The People United Will Never Be Defeated! (1975) is a piano composition by American composer Frederic Rzewski. The People United is a set of 36 variations on the Chilean song “¡El pueblo unido jamás será vencido!” by Sergio Ortega and Quilapayún, and received its world premiere on February 7, 1976, played by Ursula Oppens as part of the Bi-Centennial Piano Series at the John F. Kennedy Center for the Performing Arts Concert Hall. Rzewski dedicated the composition to Oppens, who had commissioned it as a companion piece to Beethoven’s Diabelli Variations, and who recorded it in 1979; her recording was named “Record of the Year” in that year by Record World, and received a Grammy nomination. The song on which the variations is based is one of many that emerged from the Unidad Popular coalition in Chile between 1969 and 1973, prior to the overthrow of the Salvador Allende government. Rzewski composed the variations in September and October 1975, as a tribute to the struggle of the Chilean people against a newly imposed repressive regime; indeed the work contains allusions to other leftist struggles of the same and immediately preceding time, such as quotations from the Italian traditional socialist song “Bandiera Rossa” and the Bertolt Brecht-Hanns Eisler “Solidarity Song.” In general, the variations are short, and build up to climaxes of considerable force. The 36 variations, following the 36 bars of the tune, are in six groups of six. The pianist, in addition to needing a virtuoso technique, is required to whistle, slam the piano lid, and catch the after-vibrations of a loud attack as harmonics: all of these are “extended” techniques in 20th-century piano writing. Much of the work uses the language of 19th-century romanticism, but mixes this language with pandiatonic tonality, modal writing, and even serial techniques. As in the Goldberg Variations by Johann Sebastian Bach, the final variation is a direct restatement of the original theme, intended to be heard with new significance after the long journey through the variations.

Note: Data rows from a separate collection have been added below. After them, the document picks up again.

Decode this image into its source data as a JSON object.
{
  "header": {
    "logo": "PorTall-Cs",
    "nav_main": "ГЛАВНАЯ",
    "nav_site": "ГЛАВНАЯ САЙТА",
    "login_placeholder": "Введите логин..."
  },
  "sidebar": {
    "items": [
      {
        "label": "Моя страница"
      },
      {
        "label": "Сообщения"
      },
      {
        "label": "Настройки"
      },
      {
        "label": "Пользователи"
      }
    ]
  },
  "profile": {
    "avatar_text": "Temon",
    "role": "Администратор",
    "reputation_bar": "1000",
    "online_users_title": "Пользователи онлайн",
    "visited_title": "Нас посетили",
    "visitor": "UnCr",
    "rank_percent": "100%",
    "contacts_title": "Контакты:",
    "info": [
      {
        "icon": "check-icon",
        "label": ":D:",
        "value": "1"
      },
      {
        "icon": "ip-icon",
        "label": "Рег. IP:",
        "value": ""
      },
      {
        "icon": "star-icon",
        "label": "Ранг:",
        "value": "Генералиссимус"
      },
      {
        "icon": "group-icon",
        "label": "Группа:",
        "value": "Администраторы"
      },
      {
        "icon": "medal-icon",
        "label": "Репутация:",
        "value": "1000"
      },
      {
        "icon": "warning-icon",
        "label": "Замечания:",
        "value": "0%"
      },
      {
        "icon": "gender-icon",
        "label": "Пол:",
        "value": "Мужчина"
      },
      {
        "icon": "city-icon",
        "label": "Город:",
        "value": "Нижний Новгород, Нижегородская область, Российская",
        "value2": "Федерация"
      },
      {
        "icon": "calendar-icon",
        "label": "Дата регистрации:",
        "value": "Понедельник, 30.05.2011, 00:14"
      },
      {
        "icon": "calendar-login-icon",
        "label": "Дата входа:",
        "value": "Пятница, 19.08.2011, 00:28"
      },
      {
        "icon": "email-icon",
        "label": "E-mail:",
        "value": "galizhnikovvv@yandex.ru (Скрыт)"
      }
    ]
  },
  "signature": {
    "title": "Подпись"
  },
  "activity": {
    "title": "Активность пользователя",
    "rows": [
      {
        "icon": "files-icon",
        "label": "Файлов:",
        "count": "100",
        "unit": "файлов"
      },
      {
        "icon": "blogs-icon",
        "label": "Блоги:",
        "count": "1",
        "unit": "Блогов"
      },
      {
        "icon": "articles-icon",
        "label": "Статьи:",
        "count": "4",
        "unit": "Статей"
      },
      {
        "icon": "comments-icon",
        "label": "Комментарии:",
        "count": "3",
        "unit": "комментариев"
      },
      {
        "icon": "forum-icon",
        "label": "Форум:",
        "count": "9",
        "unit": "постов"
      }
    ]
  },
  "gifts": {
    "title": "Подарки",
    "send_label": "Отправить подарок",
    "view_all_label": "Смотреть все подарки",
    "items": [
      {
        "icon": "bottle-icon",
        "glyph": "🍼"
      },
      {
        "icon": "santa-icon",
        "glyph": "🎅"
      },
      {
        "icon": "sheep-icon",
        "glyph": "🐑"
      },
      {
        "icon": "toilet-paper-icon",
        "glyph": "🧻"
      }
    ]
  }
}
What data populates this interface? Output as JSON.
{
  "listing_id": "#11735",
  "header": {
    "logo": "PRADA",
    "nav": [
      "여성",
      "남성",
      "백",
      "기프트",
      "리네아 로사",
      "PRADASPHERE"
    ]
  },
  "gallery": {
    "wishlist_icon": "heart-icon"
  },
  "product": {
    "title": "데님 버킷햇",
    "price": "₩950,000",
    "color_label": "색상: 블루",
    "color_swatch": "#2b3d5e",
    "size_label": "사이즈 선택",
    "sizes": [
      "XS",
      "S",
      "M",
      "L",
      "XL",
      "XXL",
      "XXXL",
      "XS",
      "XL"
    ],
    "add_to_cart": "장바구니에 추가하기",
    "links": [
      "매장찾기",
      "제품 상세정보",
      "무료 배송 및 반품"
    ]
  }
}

[Dedicated to Eriko Makimura]
There is a live recording of the piece on this blog here.
On Wired.com, Geeta Dayal spoke with the composer and electronic-music pioneer Laurie Spiegel. The reason? A bit of Spiegel’s 1972 piece “Sediment” has cropped up in the film adaptation of The Hunger Games. A 9-minute slice of pure atmospheric portent, “Sediment” is a perfect fit for any dystopian flick. Unlike a great deal of self-styled “experimental” music, it manages to deploy a mood of grimness with a counter-intuitively light touch. [Source]
[via Matthew Whiteside]
Turn belongs to a group of works composed by Per Nørgård after the opera Gilgamesh (1972), and while working on his large Symphony No. 3 (1975). In this period he was working intensely, attempting to achieve some sort of intellectual clarity regarding the so-called hierarchical music which he was in the process of developing. [Source]
[Dedicated to Eriko Makimura]